Exercise: Return all of the entries below, word for word. Omit each picture.

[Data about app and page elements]
────────────────

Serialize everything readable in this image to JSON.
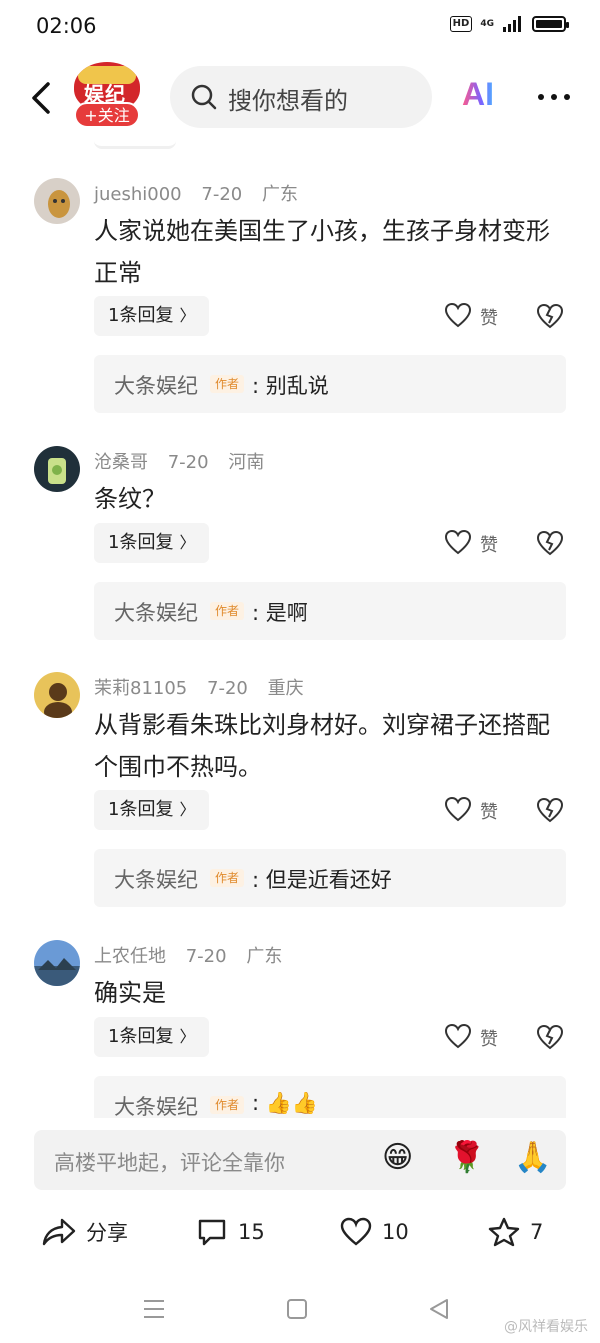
{
  "status_bar": {
    "time": "02:06",
    "hd": "HD",
    "network": "4G"
  },
  "header": {
    "brand_logo_text": "娱纪",
    "follow_label": "+关注",
    "search_placeholder": "搜你想看的",
    "ai_label": "AI"
  },
  "comments": [
    {
      "user": "jueshi000",
      "date": "7-20",
      "location": "广东",
      "text": "人家说她在美国生了小孩，生孩子身材变形正常",
      "reply_count_label": "1条回复",
      "like_label": "赞",
      "author_reply": {
        "name": "大条娱纪",
        "tag": "作者",
        "text": ": 别乱说"
      }
    },
    {
      "user": "沧桑哥",
      "date": "7-20",
      "location": "河南",
      "text": "条纹？",
      "reply_count_label": "1条回复",
      "like_label": "赞",
      "author_reply": {
        "name": "大条娱纪",
        "tag": "作者",
        "text": ": 是啊"
      }
    },
    {
      "user": "茉莉81105",
      "date": "7-20",
      "location": "重庆",
      "text": "从背影看朱珠比刘身材好。刘穿裙子还搭配个围巾不热吗。",
      "reply_count_label": "1条回复",
      "like_label": "赞",
      "author_reply": {
        "name": "大条娱纪",
        "tag": "作者",
        "text": ": 但是近看还好"
      }
    },
    {
      "user": "上农任地",
      "date": "7-20",
      "location": "广东",
      "text": "确实是",
      "reply_count_label": "1条回复",
      "like_label": "赞",
      "author_reply": {
        "name": "大条娱纪",
        "tag": "作者",
        "text": ": 👍👍"
      }
    }
  ],
  "input": {
    "placeholder": "高楼平地起，评论全靠你"
  },
  "emojis": [
    "😁",
    "🌹",
    "🙏"
  ],
  "actions": {
    "share_label": "分享",
    "comment_count": "15",
    "like_count": "10",
    "star_count": "7"
  },
  "watermark": "@风祥看娱乐"
}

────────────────

Answer for this exercise:
Serialize everything readable in this image to JSON.
{
  "status_bar": {
    "time": "02:06",
    "hd": "HD",
    "network": "4G"
  },
  "header": {
    "brand_logo_text": "娱纪",
    "follow_label": "+关注",
    "search_placeholder": "搜你想看的",
    "ai_label": "AI"
  },
  "comments": [
    {
      "user": "jueshi000",
      "date": "7-20",
      "location": "广东",
      "text": "人家说她在美国生了小孩，生孩子身材变形正常",
      "reply_count_label": "1条回复",
      "like_label": "赞",
      "author_reply": {
        "name": "大条娱纪",
        "tag": "作者",
        "text": ": 别乱说"
      }
    },
    {
      "user": "沧桑哥",
      "date": "7-20",
      "location": "河南",
      "text": "条纹？",
      "reply_count_label": "1条回复",
      "like_label": "赞",
      "author_reply": {
        "name": "大条娱纪",
        "tag": "作者",
        "text": ": 是啊"
      }
    },
    {
      "user": "茉莉81105",
      "date": "7-20",
      "location": "重庆",
      "text": "从背影看朱珠比刘身材好。刘穿裙子还搭配个围巾不热吗。",
      "reply_count_label": "1条回复",
      "like_label": "赞",
      "author_reply": {
        "name": "大条娱纪",
        "tag": "作者",
        "text": ": 但是近看还好"
      }
    },
    {
      "user": "上农任地",
      "date": "7-20",
      "location": "广东",
      "text": "确实是",
      "reply_count_label": "1条回复",
      "like_label": "赞",
      "author_reply": {
        "name": "大条娱纪",
        "tag": "作者",
        "text": ": 👍👍"
      }
    }
  ],
  "input": {
    "placeholder": "高楼平地起，评论全靠你"
  },
  "emojis": [
    "😁",
    "🌹",
    "🙏"
  ],
  "actions": {
    "share_label": "分享",
    "comment_count": "15",
    "like_count": "10",
    "star_count": "7"
  },
  "watermark": "@风祥看娱乐"
}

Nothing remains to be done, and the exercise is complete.